In a poll of more than 1,500 teachers carried out by Teacher Tapp, with the findings released by the education charity Teach First, almost eight in 10 (79 per cent) said their pupils were not as ready to start work as they had been in previous years. And in another poll commissioned for the same Teach First report, almost three-quarters (72 per cent) of businesses were concerned about school leavers’ lack of soft skills.
Alumni can help.
Whilst our work is a simple concept, its impact is powerful. State school students told us, after meeting former pupils, they had a better understanding of the different pathways they might take. We saw an 18% uplift in students who left our workshops with an increased understanding that different career options are open to them, achieving above the national benchmarks. Alumni provide relatable employer encounters, whether plumbers and bricklayers, ambulance drivers and bakers, rocket scientists or accountants.
Other research has shown that the sweet spot for the number of encounters with employers to have an impact is four. Four encounters which will result in:
- Broadening young peoples’ horizons and raise their aspirations
- Excite children about subjects, increasing motivation, confidence and attitude to learning
- Challenge gender and social stereotypes
- Improve academic attainment at GCSE
- Increase young people’s earning potential
At a workshop in Wales, recently, I overheard Paige aged 13, say to an alumni volunteer ‘I
think we should do more sessions like these’. Paige had spent the last couple of hours talking to alumni who remember the very room they were in. She had the chance to speak to a Tesco store manager, a PHD student, a serial entrepreneur and business owner, an NHS Director, a youth worker and a social enterprise Director. Five people from all walks of life but with one thing in common; they went to Paige’s school. And they had an impact on Paige.
In a separate session, Nigel told us: “It has helped me to be my best self”. And a year 11 student at Bexhill High said: “The session has made me want to push myself, get the best grade I can get to keep my options open”.
School teaches us life skills

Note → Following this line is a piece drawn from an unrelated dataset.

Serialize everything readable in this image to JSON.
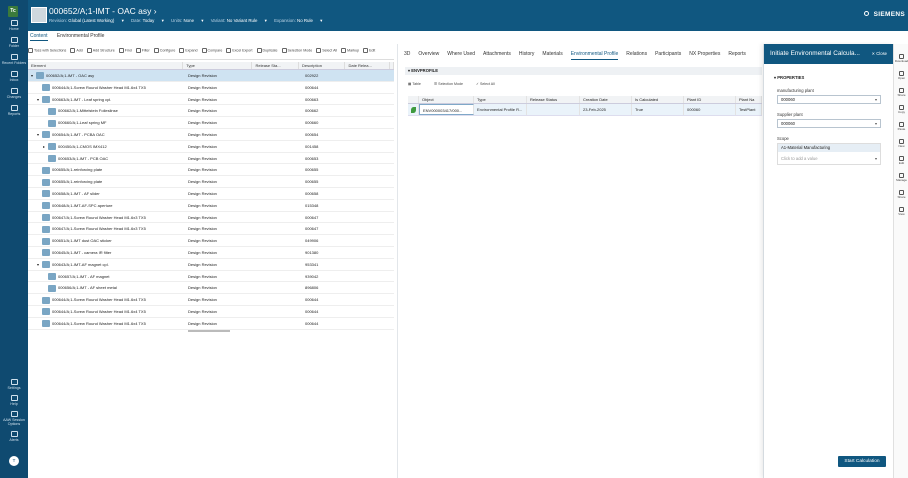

From time to time, we will all reflect on our time in school. Many of us will share wonderful memories and for some, not-so-wonderful memories. Sometimes, we hear people criticise school for not teaching them things relevant to the outside world. Our evidence disagrees. When our alumni volunteers go into schools, they share insights into their lives and their pathways; the conversation is so varied that last year we saw, on average, a 17% increase in the number of students who can see that what they learn in school is relevant to life outside of school. Alumni help young people connect their learning to the world around them: maths is necessary for scaling recipes, playing football and fitting carpets (and a lot more besides!).
The possibilities are endless
At Paige’s school, her teacher said they ‘chose students that needed a bit of extra support and exposure. Some of them don’t have positive role models at home’. Imagine the power meeting roles models can have when embedded into a child’s life at school, right through each phase of their education. Alumni networks grow in power over time – and they are easy to sustain: you just sign up school leavers every year and keep them engaged!
The transition from Primary to Secondary would be easier, the choices students make during their teenage years will be more informed, our young people would go through school feeling more equipped, more confident and more knowledgeable about what awaits them outside of the school gates. Alumni are an untapped but proven resource to help with this every step of the way.
But they are more than that too. Using our new technology, we see a world where all pupils have meaningful connections to people who can help them. Connections to volunteers who can advise and guide, provide internships, apprenticeships, work experience and promote job opportunities. We all know that professional networks work: that’s why all young people should have one.
Our end goal is simple, that every state school student has the tools and network to be what they can see. We are just at the beginning of this journey.
Leon Ward, Programme Innovations Director